From Christina Lee and Freya Harrison’s discovery of the MRSA-combatting properties of an Anglo-Saxon recipe, to the increasing popularity of Ian Williams’ Graphic Medicine as a teaching tool for medical students, current research into the intersections between medicine, text, and image is producing dynamic and unexpected results (Thorpe: 2015; Taavitsainen: 2010; Couser: 2009; Cioffi: 2009; Díaz-Vera: 2009). With this conference, our keynote speakers will encompass collections-based approaches to medical humanities research (Prof. Jeremy Smith); the use of modern medical knowledge to inform medieval material research (Dr Deborah Thorpe); and creative approaches to medical humanities and contemporary medical practice. Recent years have seen several conferences and publications on paratextual research, and a range of events orientated around literature and medicine, but there is little crossover between the two fields.

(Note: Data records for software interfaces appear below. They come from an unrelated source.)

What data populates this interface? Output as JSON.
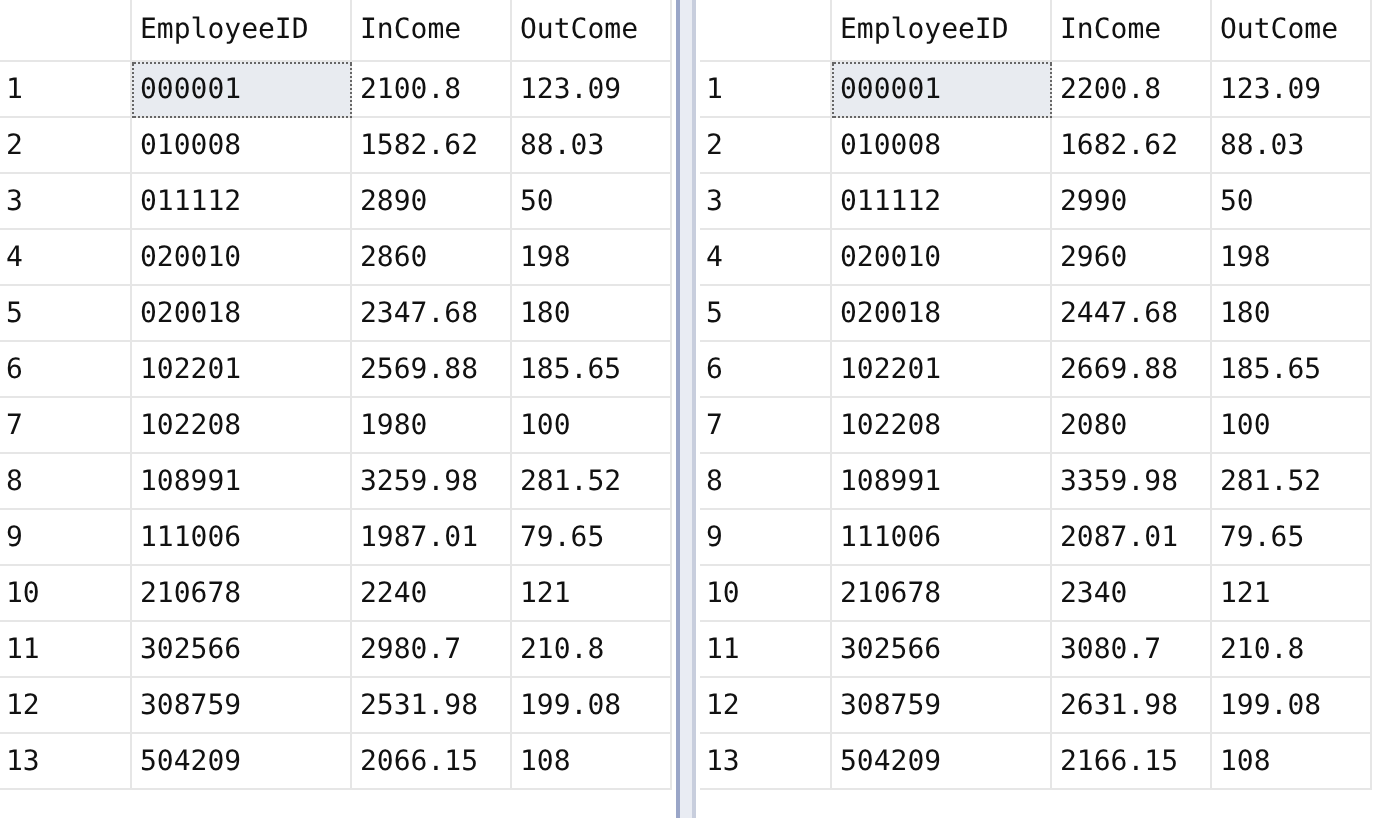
{
  "grids": [
    {
      "columns": [
        "EmployeeID",
        "InCome",
        "OutCome"
      ],
      "rows": [
        {
          "number": "1",
          "cells": [
            {
              "text": "000001",
              "selected": true
            },
            {
              "text": "2100.8",
              "selected": false
            },
            {
              "text": "123.09",
              "selected": false
            }
          ]
        },
        {
          "number": "2",
          "cells": [
            {
              "text": "010008",
              "selected": false
            },
            {
              "text": "1582.62",
              "selected": false
            },
            {
              "text": "88.03",
              "selected": false
            }
          ]
        },
        {
          "number": "3",
          "cells": [
            {
              "text": "011112",
              "selected": false
            },
            {
              "text": "2890",
              "selected": false
            },
            {
              "text": "50",
              "selected": false
            }
          ]
        },
        {
          "number": "4",
          "cells": [
            {
              "text": "020010",
              "selected": false
            },
            {
              "text": "2860",
              "selected": false
            },
            {
              "text": "198",
              "selected": false
            }
          ]
        },
        {
          "number": "5",
          "cells": [
            {
              "text": "020018",
              "selected": false
            },
            {
              "text": "2347.68",
              "selected": false
            },
            {
              "text": "180",
              "selected": false
            }
          ]
        },
        {
          "number": "6",
          "cells": [
            {
              "text": "102201",
              "selected": false
            },
            {
              "text": "2569.88",
              "selected": false
            },
            {
              "text": "185.65",
              "selected": false
            }
          ]
        },
        {
          "number": "7",
          "cells": [
            {
              "text": "102208",
              "selected": false
            },
            {
              "text": "1980",
              "selected": false
            },
            {
              "text": "100",
              "selected": false
            }
          ]
        },
        {
          "number": "8",
          "cells": [
            {
              "text": "108991",
              "selected": false
            },
            {
              "text": "3259.98",
              "selected": false
            },
            {
              "text": "281.52",
              "selected": false
            }
          ]
        },
        {
          "number": "9",
          "cells": [
            {
              "text": "111006",
              "selected": false
            },
            {
              "text": "1987.01",
              "selected": false
            },
            {
              "text": "79.65",
              "selected": false
            }
          ]
        },
        {
          "number": "10",
          "cells": [
            {
              "text": "210678",
              "selected": false
            },
            {
              "text": "2240",
              "selected": false
            },
            {
              "text": "121",
              "selected": false
            }
          ]
        },
        {
          "number": "11",
          "cells": [
            {
              "text": "302566",
              "selected": false
            },
            {
              "text": "2980.7",
              "selected": false
            },
            {
              "text": "210.8",
              "selected": false
            }
          ]
        },
        {
          "number": "12",
          "cells": [
            {
              "text": "308759",
              "selected": false
            },
            {
              "text": "2531.98",
              "selected": false
            },
            {
              "text": "199.08",
              "selected": false
            }
          ]
        },
        {
          "number": "13",
          "cells": [
            {
              "text": "504209",
              "selected": false
            },
            {
              "text": "2066.15",
              "selected": false
            },
            {
              "text": "108",
              "selected": false
            }
          ]
        }
      ]
    },
    {
      "columns": [
        "EmployeeID",
        "InCome",
        "OutCome"
      ],
      "rows": [
        {
          "number": "1",
          "cells": [
            {
              "text": "000001",
              "selected": true
            },
            {
              "text": "2200.8",
              "selected": false
            },
            {
              "text": "123.09",
              "selected": false
            }
          ]
        },
        {
          "number": "2",
          "cells": [
            {
              "text": "010008",
              "selected": false
            },
            {
              "text": "1682.62",
              "selected": false
            },
            {
              "text": "88.03",
              "selected": false
            }
          ]
        },
        {
          "number": "3",
          "cells": [
            {
              "text": "011112",
              "selected": false
            },
            {
              "text": "2990",
              "selected": false
            },
            {
              "text": "50",
              "selected": false
            }
          ]
        },
        {
          "number": "4",
          "cells": [
            {
              "text": "020010",
              "selected": false
            },
            {
              "text": "2960",
              "selected": false
            },
            {
              "text": "198",
              "selected": false
            }
          ]
        },
        {
          "number": "5",
          "cells": [
            {
              "text": "020018",
              "selected": false
            },
            {
              "text": "2447.68",
              "selected": false
            },
            {
              "text": "180",
              "selected": false
            }
          ]
        },
        {
          "number": "6",
          "cells": [
            {
              "text": "102201",
              "selected": false
            },
            {
              "text": "2669.88",
              "selected": false
            },
            {
              "text": "185.65",
              "selected": false
            }
          ]
        },
        {
          "number": "7",
          "cells": [
            {
              "text": "102208",
              "selected": false
            },
            {
              "text": "2080",
              "selected": false
            },
            {
              "text": "100",
              "selected": false
            }
          ]
        },
        {
          "number": "8",
          "cells": [
            {
              "text": "108991",
              "selected": false
            },
            {
              "text": "3359.98",
              "selected": false
            },
            {
              "text": "281.52",
              "selected": false
            }
          ]
        },
        {
          "number": "9",
          "cells": [
            {
              "text": "111006",
              "selected": false
            },
            {
              "text": "2087.01",
              "selected": false
            },
            {
              "text": "79.65",
              "selected": false
            }
          ]
        },
        {
          "number": "10",
          "cells": [
            {
              "text": "210678",
              "selected": false
            },
            {
              "text": "2340",
              "selected": false
            },
            {
              "text": "121",
              "selected": false
            }
          ]
        },
        {
          "number": "11",
          "cells": [
            {
              "text": "302566",
              "selected": false
            },
            {
              "text": "3080.7",
              "selected": false
            },
            {
              "text": "210.8",
              "selected": false
            }
          ]
        },
        {
          "number": "12",
          "cells": [
            {
              "text": "308759",
              "selected": false
            },
            {
              "text": "2631.98",
              "selected": false
            },
            {
              "text": "199.08",
              "selected": false
            }
          ]
        },
        {
          "number": "13",
          "cells": [
            {
              "text": "504209",
              "selected": false
            },
            {
              "text": "2166.15",
              "selected": false
            },
            {
              "text": "108",
              "selected": false
            }
          ]
        }
      ]
    }
  ]
}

We propose that the breadth of research into medical book history in the medieval and early-modern period will prompt productive and innovative overlaps with work on modern medical paratexts and graphic novels. By focusing exclusively on medical paratexts, our aim is to establish an interdisciplinary network of scholars interested in graphic communication and medical practice. In addition to our keynote speakers and roundtable discussion, Glasgow’s Special Collections department have agreed to curate a display of medical marvels, medieval to modern, to coincide with the conference, introduced by Dr Bob McLean.

The conference venue, the Sir Alwyn Williams Building, is fully accessible. If you have any questions, please email the organising committee (Dr Hannah Tweed, Dr Diane Scott, and Dr Johanna Green) at medicalparatexts@gmail.com, or contact us via @ParatextMatters. We look forward to welcoming you to Glasgow!